As for New Jersey, this track has the most work to do, the pit lane is half built, and can be completed quite quickly, however there is a lot of permits and warrants that are needed from land owners that the track will pass over. There are some key services that need shifting as well in a few areas. The grandstands will always be temporary. This race could happen, its just how much money and manpower that is thrown at it, and how disruptive a North Eastern Seaboard winter can be to the works that need completed. This may be tough to call, a bit of a close call like Korea 2010 where it was right to the last minute, as the paving of the track with new asphalt is needed.

The Russian track at Sochi is coming along really well, the Pit facilities are almost complete and also the track is coming along to a decent standard. However, the 2014 winter Olympics still need to take place in order for the final detail pieces to be put into place. This race will happen, and the track will be completed. There’s more than money riding on this race.

If I was to say there may be one race that is omitted from the event list it will be Korea, as the customs to the country is a killer, taking up to 3 days to clear for some teams and also the 6 hour drive from Soul to Yeongam is a bit of a passion killer for the teams and media, especially when the nearest towns are an hours drive away from the track.

More interestingly in the FIA press release, there is provision that the FIA could set up single suppliers in more than the present of tyres. This may mean a standardised and homologated fuel for all. In 2010 there was supposed to be a new ‘high density’ fuel that has more energy and make the engines more fuel efficient, Virgin was caught out and Nick Wirth had to manufacture 3 new chassis for the team. I think this is a threat across the teams that costs need to be reduced now. Pirelli have all but been confirmed by the FIA to continue into 2014.

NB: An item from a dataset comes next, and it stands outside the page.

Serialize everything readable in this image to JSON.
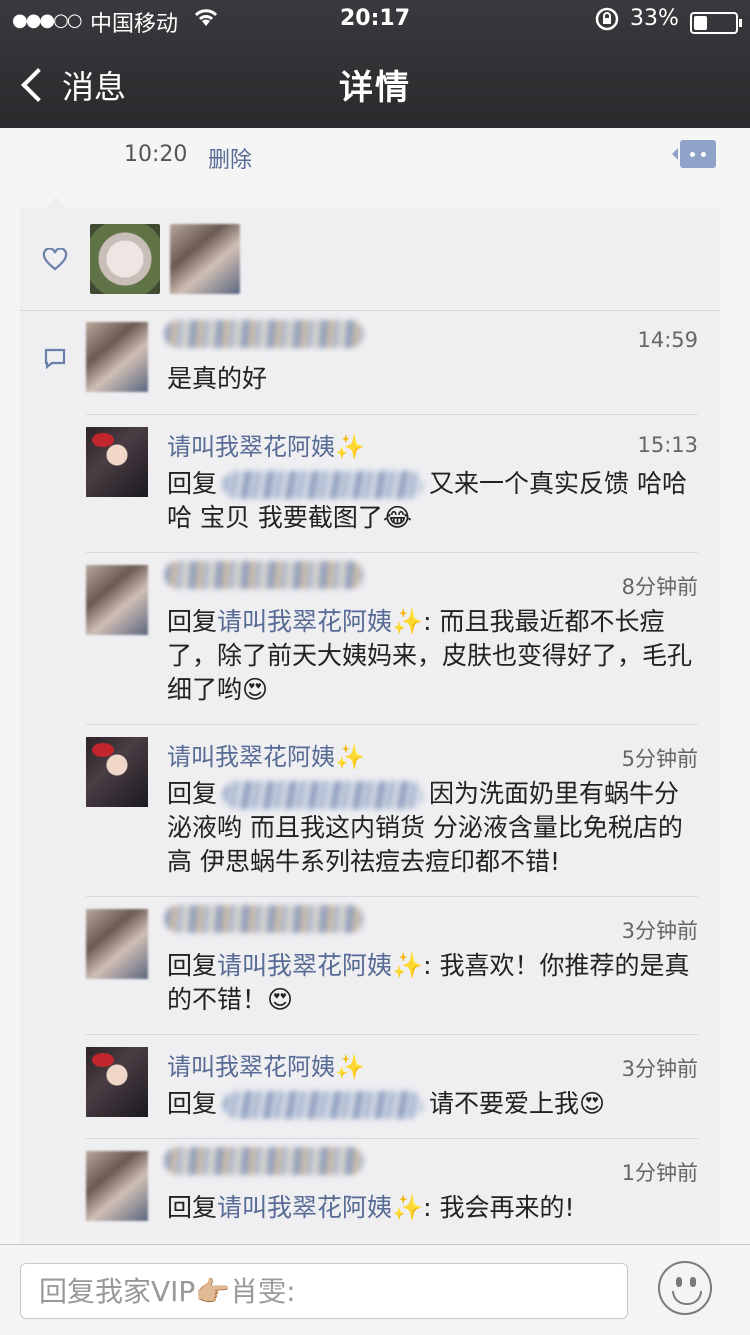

There has also been a confirmation from FOM that GP2 team Russian Time are going to run a GP3 programme replacing GP3 team Bamboo engineering in 2014. This is great news as the team are expanding on where iSport left off, and the fact they can make the team run on a €5m budget for 2013 and run for both Teams and drivers title with Sam Bird is encouraging. This will mean that Russian Time will need a budget of about €12m for all GP2 and GP3 running in 2014 to my estimates. There is musings that Russian Time are looking at a F1 entry in 2015 or more probably 2016. I find this highly doubtful, as the teams Modus Operandi has always been about providing drivers a way into F1. Time (or is that Russian Time) will tell.

The 2014 F1 calendar:

16 March Grand Prix of Australia
30 March Grand Prix of Malaysia
06 April Grand Prix of Bahrain
20 April Grand Prix of China
27 April Grand Prix of Korea (provisional)
11 May Grand Prix of Spain
25 May Grand Prix of Monaco
01 June Grand Prix of America, New Jersey (provisional*)
08 June Grand Prix of Canada
22 June Grand Prix of Austria
06 July Grand Prix of Great Britain
20 July Grand Prix of Germany (Hockenheim)
27 July Grand Prix of Hungary
24 August Grand Prix of Belgium
07 September Grand Prix of Italy
21 September Grand Prix of Singapore
05 October Grand Prix of Russia (Sochi)
12 October Grand Prix of Japan
26 October Grand Prix of Abu Dhabi
09 November Grand Prix of USA (Austin)
16 November Grand Prix of Mexico (provisional*)
30 November Grand Prix of Brazil

* Subject to the circuit approval